Task to complete =>
Type out the entries again, matching each one exactly.

Dataset entries section start

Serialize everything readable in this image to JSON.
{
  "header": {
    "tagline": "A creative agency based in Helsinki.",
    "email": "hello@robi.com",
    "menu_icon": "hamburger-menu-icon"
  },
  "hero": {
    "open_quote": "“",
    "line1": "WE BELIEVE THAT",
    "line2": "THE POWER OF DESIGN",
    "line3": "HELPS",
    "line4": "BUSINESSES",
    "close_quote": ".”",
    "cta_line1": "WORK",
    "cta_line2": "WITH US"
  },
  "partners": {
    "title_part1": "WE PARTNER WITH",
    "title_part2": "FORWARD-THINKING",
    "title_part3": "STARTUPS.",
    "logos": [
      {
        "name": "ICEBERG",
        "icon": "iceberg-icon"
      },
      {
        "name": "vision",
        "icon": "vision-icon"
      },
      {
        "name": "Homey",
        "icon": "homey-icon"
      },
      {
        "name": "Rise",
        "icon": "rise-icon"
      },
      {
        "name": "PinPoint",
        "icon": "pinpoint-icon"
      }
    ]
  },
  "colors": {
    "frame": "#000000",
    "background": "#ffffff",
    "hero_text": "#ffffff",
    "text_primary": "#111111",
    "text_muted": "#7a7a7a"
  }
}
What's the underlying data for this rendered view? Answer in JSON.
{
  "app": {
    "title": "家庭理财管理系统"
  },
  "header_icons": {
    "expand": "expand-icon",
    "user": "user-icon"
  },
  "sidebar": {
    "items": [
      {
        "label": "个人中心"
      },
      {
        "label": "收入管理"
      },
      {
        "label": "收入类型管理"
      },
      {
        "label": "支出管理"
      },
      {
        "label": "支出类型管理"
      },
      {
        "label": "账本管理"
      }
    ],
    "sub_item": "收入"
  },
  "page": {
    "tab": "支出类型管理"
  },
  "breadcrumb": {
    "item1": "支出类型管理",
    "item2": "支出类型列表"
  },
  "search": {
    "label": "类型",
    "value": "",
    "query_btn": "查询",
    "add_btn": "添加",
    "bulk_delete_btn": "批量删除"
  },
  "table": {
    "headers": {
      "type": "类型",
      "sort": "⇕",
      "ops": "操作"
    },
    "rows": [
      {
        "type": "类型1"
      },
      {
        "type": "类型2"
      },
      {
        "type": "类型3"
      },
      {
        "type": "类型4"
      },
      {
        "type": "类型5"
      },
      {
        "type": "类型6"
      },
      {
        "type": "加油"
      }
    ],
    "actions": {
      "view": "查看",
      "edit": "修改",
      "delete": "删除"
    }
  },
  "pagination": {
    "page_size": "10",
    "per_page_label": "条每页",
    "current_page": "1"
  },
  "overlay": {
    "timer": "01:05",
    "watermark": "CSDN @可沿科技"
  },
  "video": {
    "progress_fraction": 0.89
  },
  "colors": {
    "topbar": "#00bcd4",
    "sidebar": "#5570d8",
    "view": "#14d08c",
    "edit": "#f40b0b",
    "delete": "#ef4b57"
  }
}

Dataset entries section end

Expected output =>
Serialize everything readable in this image to JSON.
{
  "header": {
    "tagline": "A creative agency based in Helsinki.",
    "email": "hello@robi.com",
    "menu_icon": "hamburger-menu-icon"
  },
  "hero": {
    "open_quote": "“",
    "line1": "WE BELIEVE THAT",
    "line2": "THE POWER OF DESIGN",
    "line3": "HELPS",
    "line4": "BUSINESSES",
    "close_quote": ".”",
    "cta_line1": "WORK",
    "cta_line2": "WITH US"
  },
  "partners": {
    "title_part1": "WE PARTNER WITH",
    "title_part2": "FORWARD-THINKING",
    "title_part3": "STARTUPS.",
    "logos": [
      {
        "name": "ICEBERG",
        "icon": "iceberg-icon"
      },
      {
        "name": "vision",
        "icon": "vision-icon"
      },
      {
        "name": "Homey",
        "icon": "homey-icon"
      },
      {
        "name": "Rise",
        "icon": "rise-icon"
      },
      {
        "name": "PinPoint",
        "icon": "pinpoint-icon"
      }
    ]
  },
  "colors": {
    "frame": "#000000",
    "background": "#ffffff",
    "hero_text": "#ffffff",
    "text_primary": "#111111",
    "text_muted": "#7a7a7a"
  }
}
What's the underlying data for this rendered view? Answer in JSON.
{
  "app": {
    "title": "家庭理财管理系统"
  },
  "header_icons": {
    "expand": "expand-icon",
    "user": "user-icon"
  },
  "sidebar": {
    "items": [
      {
        "label": "个人中心"
      },
      {
        "label": "收入管理"
      },
      {
        "label": "收入类型管理"
      },
      {
        "label": "支出管理"
      },
      {
        "label": "支出类型管理"
      },
      {
        "label": "账本管理"
      }
    ],
    "sub_item": "收入"
  },
  "page": {
    "tab": "支出类型管理"
  },
  "breadcrumb": {
    "item1": "支出类型管理",
    "item2": "支出类型列表"
  },
  "search": {
    "label": "类型",
    "value": "",
    "query_btn": "查询",
    "add_btn": "添加",
    "bulk_delete_btn": "批量删除"
  },
  "table": {
    "headers": {
      "type": "类型",
      "sort": "⇕",
      "ops": "操作"
    },
    "rows": [
      {
        "type": "类型1"
      },
      {
        "type": "类型2"
      },
      {
        "type": "类型3"
      },
      {
        "type": "类型4"
      },
      {
        "type": "类型5"
      },
      {
        "type": "类型6"
      },
      {
        "type": "加油"
      }
    ],
    "actions": {
      "view": "查看",
      "edit": "修改",
      "delete": "删除"
    }
  },
  "pagination": {
    "page_size": "10",
    "per_page_label": "条每页",
    "current_page": "1"
  },
  "overlay": {
    "timer": "01:05",
    "watermark": "CSDN @可沿科技"
  },
  "video": {
    "progress_fraction": 0.89
  },
  "colors": {
    "topbar": "#00bcd4",
    "sidebar": "#5570d8",
    "view": "#14d08c",
    "edit": "#f40b0b",
    "delete": "#ef4b57"
  }
}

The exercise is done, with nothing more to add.